Expanding the chemistry of fluorescent protein biosensors through genetic incorporation of unnatural amino acids

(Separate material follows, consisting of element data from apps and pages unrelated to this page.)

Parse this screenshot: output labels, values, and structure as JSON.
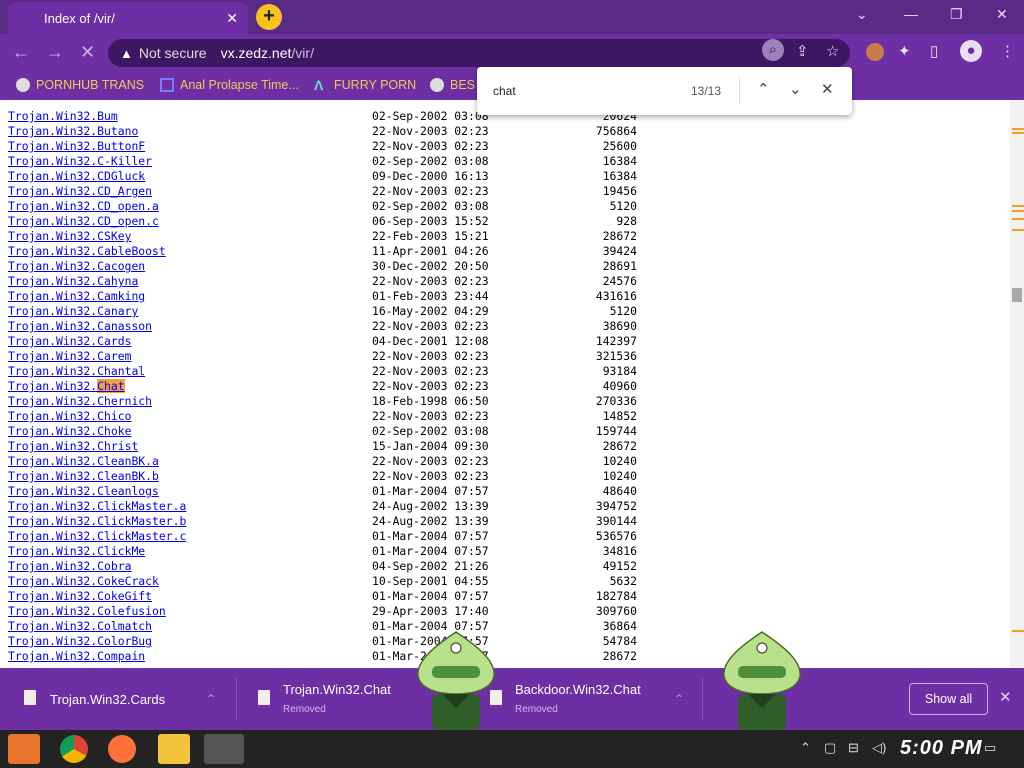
{
  "browser": {
    "tab_title": "Index of /vir/",
    "tab_close": "✕",
    "new_tab": "+",
    "not_secure": "Not secure",
    "url_host": "vx.zedz.net",
    "url_path": "/vir/"
  },
  "bookmarks": [
    {
      "label": "PORNHUB TRANS"
    },
    {
      "label": "Anal Prolapse Time..."
    },
    {
      "label": "FURRY PORN"
    },
    {
      "label": "BES"
    }
  ],
  "find": {
    "query": "chat",
    "count": "13/13"
  },
  "listing": [
    {
      "name": "Trojan.Win32.Bum",
      "date": "02-Sep-2002 03:08",
      "size": "20624"
    },
    {
      "name": "Trojan.Win32.Butano",
      "date": "22-Nov-2003 02:23",
      "size": "756864"
    },
    {
      "name": "Trojan.Win32.ButtonF",
      "date": "22-Nov-2003 02:23",
      "size": "25600"
    },
    {
      "name": "Trojan.Win32.C-Killer",
      "date": "02-Sep-2002 03:08",
      "size": "16384"
    },
    {
      "name": "Trojan.Win32.CDGluck",
      "date": "09-Dec-2000 16:13",
      "size": "16384"
    },
    {
      "name": "Trojan.Win32.CD_Argen",
      "date": "22-Nov-2003 02:23",
      "size": "19456"
    },
    {
      "name": "Trojan.Win32.CD_open.a",
      "date": "02-Sep-2002 03:08",
      "size": "5120"
    },
    {
      "name": "Trojan.Win32.CD_open.c",
      "date": "06-Sep-2003 15:52",
      "size": "928"
    },
    {
      "name": "Trojan.Win32.CSKey",
      "date": "22-Feb-2003 15:21",
      "size": "28672"
    },
    {
      "name": "Trojan.Win32.CableBoost",
      "date": "11-Apr-2001 04:26",
      "size": "39424"
    },
    {
      "name": "Trojan.Win32.Cacogen",
      "date": "30-Dec-2002 20:50",
      "size": "28691"
    },
    {
      "name": "Trojan.Win32.Cahyna",
      "date": "22-Nov-2003 02:23",
      "size": "24576"
    },
    {
      "name": "Trojan.Win32.Camking",
      "date": "01-Feb-2003 23:44",
      "size": "431616"
    },
    {
      "name": "Trojan.Win32.Canary",
      "date": "16-May-2002 04:29",
      "size": "5120"
    },
    {
      "name": "Trojan.Win32.Canasson",
      "date": "22-Nov-2003 02:23",
      "size": "38690"
    },
    {
      "name": "Trojan.Win32.Cards",
      "date": "04-Dec-2001 12:08",
      "size": "142397"
    },
    {
      "name": "Trojan.Win32.Carem",
      "date": "22-Nov-2003 02:23",
      "size": "321536"
    },
    {
      "name": "Trojan.Win32.Chantal",
      "date": "22-Nov-2003 02:23",
      "size": "93184"
    },
    {
      "name": "Trojan.Win32.Chat",
      "date": "22-Nov-2003 02:23",
      "size": "40960",
      "highlight": "Chat"
    },
    {
      "name": "Trojan.Win32.Chernich",
      "date": "18-Feb-1998 06:50",
      "size": "270336"
    },
    {
      "name": "Trojan.Win32.Chico",
      "date": "22-Nov-2003 02:23",
      "size": "14852"
    },
    {
      "name": "Trojan.Win32.Choke",
      "date": "02-Sep-2002 03:08",
      "size": "159744"
    },
    {
      "name": "Trojan.Win32.Christ",
      "date": "15-Jan-2004 09:30",
      "size": "28672"
    },
    {
      "name": "Trojan.Win32.CleanBK.a",
      "date": "22-Nov-2003 02:23",
      "size": "10240"
    },
    {
      "name": "Trojan.Win32.CleanBK.b",
      "date": "22-Nov-2003 02:23",
      "size": "10240"
    },
    {
      "name": "Trojan.Win32.Cleanlogs",
      "date": "01-Mar-2004 07:57",
      "size": "48640"
    },
    {
      "name": "Trojan.Win32.ClickMaster.a",
      "date": "24-Aug-2002 13:39",
      "size": "394752"
    },
    {
      "name": "Trojan.Win32.ClickMaster.b",
      "date": "24-Aug-2002 13:39",
      "size": "390144"
    },
    {
      "name": "Trojan.Win32.ClickMaster.c",
      "date": "01-Mar-2004 07:57",
      "size": "536576"
    },
    {
      "name": "Trojan.Win32.ClickMe",
      "date": "01-Mar-2004 07:57",
      "size": "34816"
    },
    {
      "name": "Trojan.Win32.Cobra",
      "date": "04-Sep-2002 21:26",
      "size": "49152"
    },
    {
      "name": "Trojan.Win32.CokeCrack",
      "date": "10-Sep-2001 04:55",
      "size": "5632"
    },
    {
      "name": "Trojan.Win32.CokeGift",
      "date": "01-Mar-2004 07:57",
      "size": "182784"
    },
    {
      "name": "Trojan.Win32.Colefusion",
      "date": "29-Apr-2003 17:40",
      "size": "309760"
    },
    {
      "name": "Trojan.Win32.Colmatch",
      "date": "01-Mar-2004 07:57",
      "size": "36864"
    },
    {
      "name": "Trojan.Win32.ColorBug",
      "date": "01-Mar-2004 07:57",
      "size": "54784"
    },
    {
      "name": "Trojan.Win32.Compain",
      "date": "01-Mar-2004 07:57",
      "size": "28672"
    }
  ],
  "downloads": [
    {
      "name": "Trojan.Win32.Cards",
      "status": ""
    },
    {
      "name": "Trojan.Win32.Chat",
      "status": "Removed"
    },
    {
      "name": "Backdoor.Win32.Chat",
      "status": "Removed"
    }
  ],
  "downloads_show_all": "Show all",
  "taskbar": {
    "clock": "5:00 PM"
  },
  "colors": {
    "accent": "#6d2fa3",
    "link": "#0000ee",
    "find_highlight": "#f5a142"
  }
}
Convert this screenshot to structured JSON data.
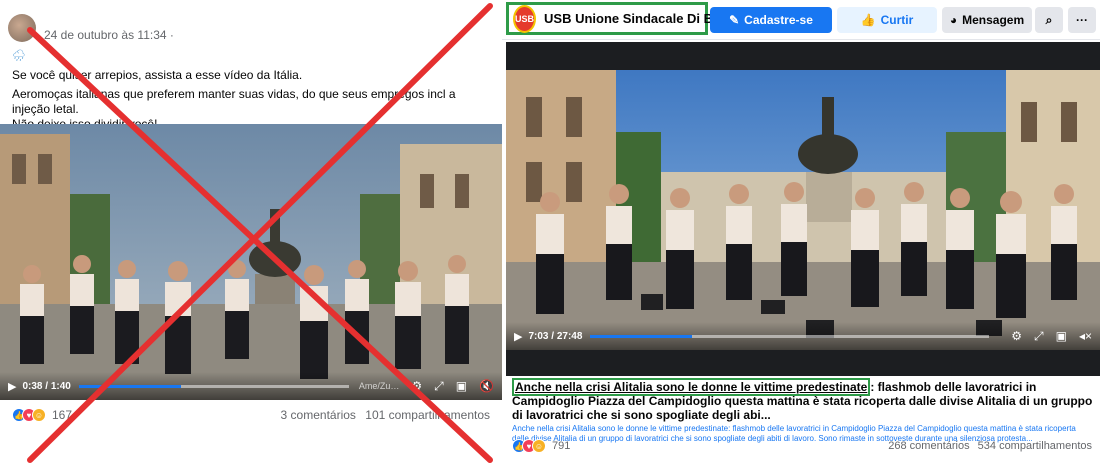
{
  "left_post": {
    "timestamp": "24 de outubro às 11:34 ·",
    "emoji": "🌧",
    "text_lines": [
      "Se você quiser arrepios, assista a esse vídeo da Itália.",
      " Aeromoças italianas que preferem manter suas vidas, do que seus empregos incl a injeção letal.",
      "Não deixe isso dividir você!"
    ],
    "video": {
      "time": "0:38 / 1:40",
      "progress": 0.38,
      "watermark": "Ame/Zu…"
    },
    "reaction_count": "167",
    "comments": "3 comentários",
    "shares": "101 compartilhamentos"
  },
  "right_post": {
    "page_name": "USB Unione Sindacale Di B...",
    "logo_text": "USB",
    "buttons": {
      "signup": "Cadastre-se",
      "like": "Curtir",
      "message": "Mensagem"
    },
    "video": {
      "time": "7:03 / 27:48",
      "progress": 0.254
    },
    "caption_highlight": "Anche nella crisi Alitalia sono le donne le vittime predestinate",
    "caption_rest": ": flashmob delle lavoratrici in Campidoglio Piazza del Campidoglio questa mattina è stata ricoperta dalle divise Alitalia di un gruppo di lavoratrici che si sono spogliate degli abi...",
    "caption_desc": "Anche nella crisi Alitalia sono le donne le vittime predestinate: flashmob delle lavoratrici in Campidoglio Piazza del Campidoglio questa mattina è stata ricoperta dalle divise Alitalia di un gruppo di lavoratrici che si sono spogliate degli abiti di lavoro. Sono rimaste in sottoveste durante una silenziosa protesta...",
    "reaction_count": "791",
    "comments": "268 comentários",
    "shares": "534 compartilhamentos"
  },
  "colors": {
    "facebook_blue": "#1877f2",
    "highlight_green": "#2e9b48",
    "cross_red": "#e53030"
  }
}
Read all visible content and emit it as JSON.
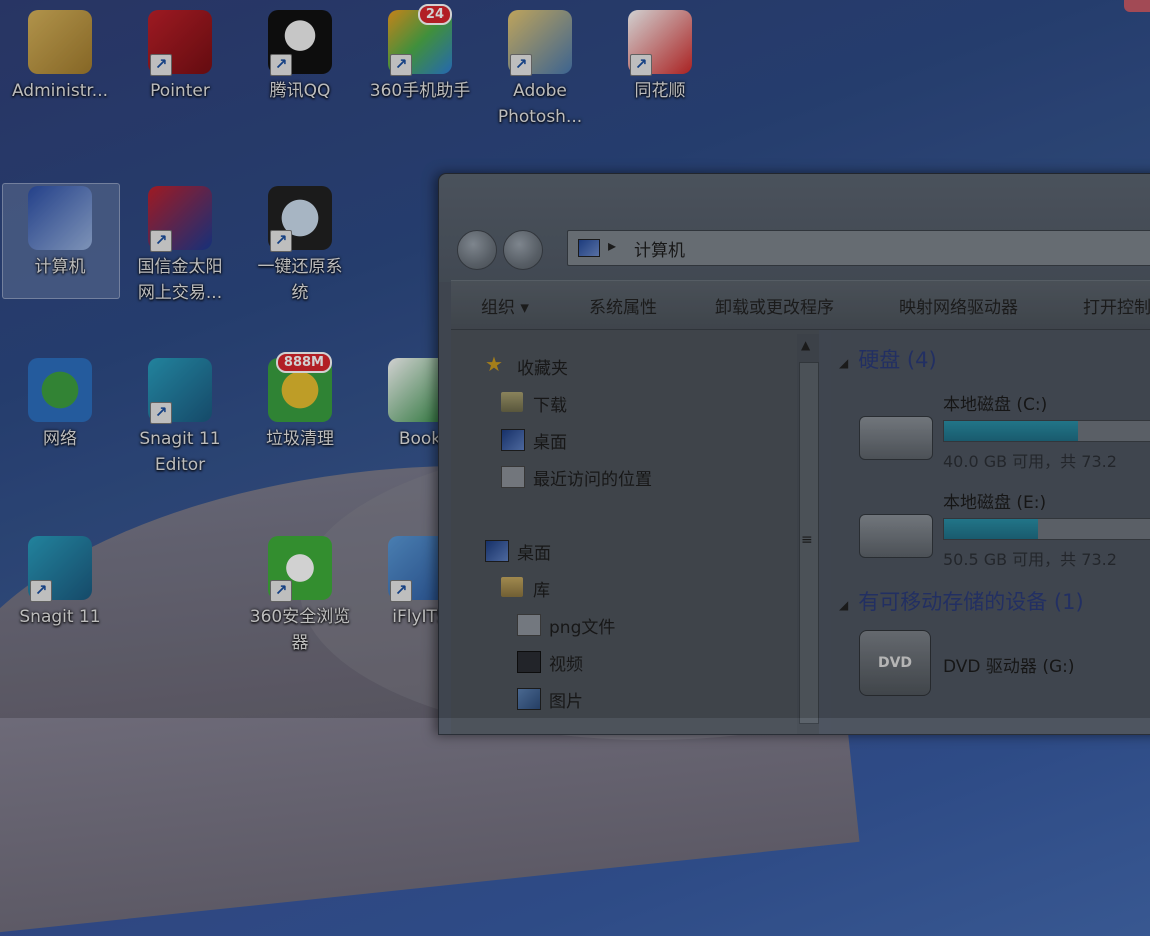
{
  "desktop": {
    "icons": [
      {
        "label": "Administr...",
        "icon": "user-folder-icon",
        "shortcut": false
      },
      {
        "label": "Pointer",
        "icon": "pointer-pen-icon",
        "shortcut": true
      },
      {
        "label": "腾讯QQ",
        "icon": "qq-penguin-icon",
        "shortcut": true
      },
      {
        "label": "360手机助手",
        "icon": "360-phone-assistant-icon",
        "shortcut": true,
        "badge": "24"
      },
      {
        "label": "Adobe\nPhotosh...",
        "icon": "photoshop-feather-icon",
        "shortcut": true
      },
      {
        "label": "同花顺",
        "icon": "playing-cards-icon",
        "shortcut": true
      },
      {
        "label": "计算机",
        "icon": "computer-icon",
        "shortcut": false,
        "selected": true
      },
      {
        "label": "国信金太阳\n网上交易...",
        "icon": "guosen-logo-icon",
        "shortcut": true
      },
      {
        "label": "一键还原系\n统",
        "icon": "restore-clock-icon",
        "shortcut": true
      },
      {
        "label": "网络",
        "icon": "network-globe-icon",
        "shortcut": false
      },
      {
        "label": "Snagit 11\nEditor",
        "icon": "snagit-editor-icon",
        "shortcut": true
      },
      {
        "label": "垃圾清理",
        "icon": "broom-cleaner-icon",
        "shortcut": false,
        "badge": "888M"
      },
      {
        "label": "Book",
        "icon": "excel-book-icon",
        "shortcut": false
      },
      {
        "label": "Snagit 11",
        "icon": "snagit-icon",
        "shortcut": true
      },
      {
        "label": "360安全浏览\n器",
        "icon": "360-browser-icon",
        "shortcut": true
      },
      {
        "label": "iFlyITS",
        "icon": "ifly-icon",
        "shortcut": true
      }
    ]
  },
  "explorer": {
    "address": {
      "location": "计算机"
    },
    "toolbar": {
      "organize": "组织 ▾",
      "system_properties": "系统属性",
      "uninstall": "卸载或更改程序",
      "map_drive": "映射网络驱动器",
      "open_control": "打开控制"
    },
    "nav": {
      "favorites": "收藏夹",
      "downloads": "下载",
      "desktop_fav": "桌面",
      "recent": "最近访问的位置",
      "desktop": "桌面",
      "libraries": "库",
      "png_files": "png文件",
      "videos": "视频",
      "pictures": "图片"
    },
    "groups": {
      "hard_disks": "硬盘 (4)",
      "removable": "有可移动存储的设备 (1)"
    },
    "drives": [
      {
        "name": "本地磁盘 (C:)",
        "free": "40.0 GB 可用，共 73.2",
        "used_fraction": 0.56
      },
      {
        "name": "本地磁盘 (E:)",
        "free": "50.5 GB 可用，共 73.2",
        "used_fraction": 0.39
      }
    ],
    "dvd": {
      "name": "DVD 驱动器 (G:)",
      "label": "DVD"
    }
  }
}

Fluorescent proteins are essential tools in biological research, ranging from the study of individual biological components to the interrogation of complex cellular systems. Fluorescent protein derived biosensors are increasingly applied to the study of biological molecules and events in living cells. The present review focuses on a specific class of fluorescent protein biosensors in which a genetically installed unnatural amino acid (UAA*) acts as the sensing element. Upon direct interaction with the analyte of interest, the chemical and/or physical properties of UAA* are altered, which triggers fluorescence property changes of the biosensor and generates readouts. In comparison to mutagenesis approaches within the standard genetic code, introduction of UAA*s with a unique functionality and chemical reactivity could broaden the scope of analytes and improve the specificity of biosensors. Nonconventional functional groups in fluorescent proteins enable sensor designs that are not readily accessible using the common twenty amino acids. Recent reports of UAA*-containing fluorescent protein sensors serve as excellent examples for the utility of such sensor design. We envisage that the integration of the two powerful chemical biology tools, fluorescent protein sensors and genetic incorporation of UAA*s, will lead to novel biosensors that can expand and deepen current understanding of cellular processes.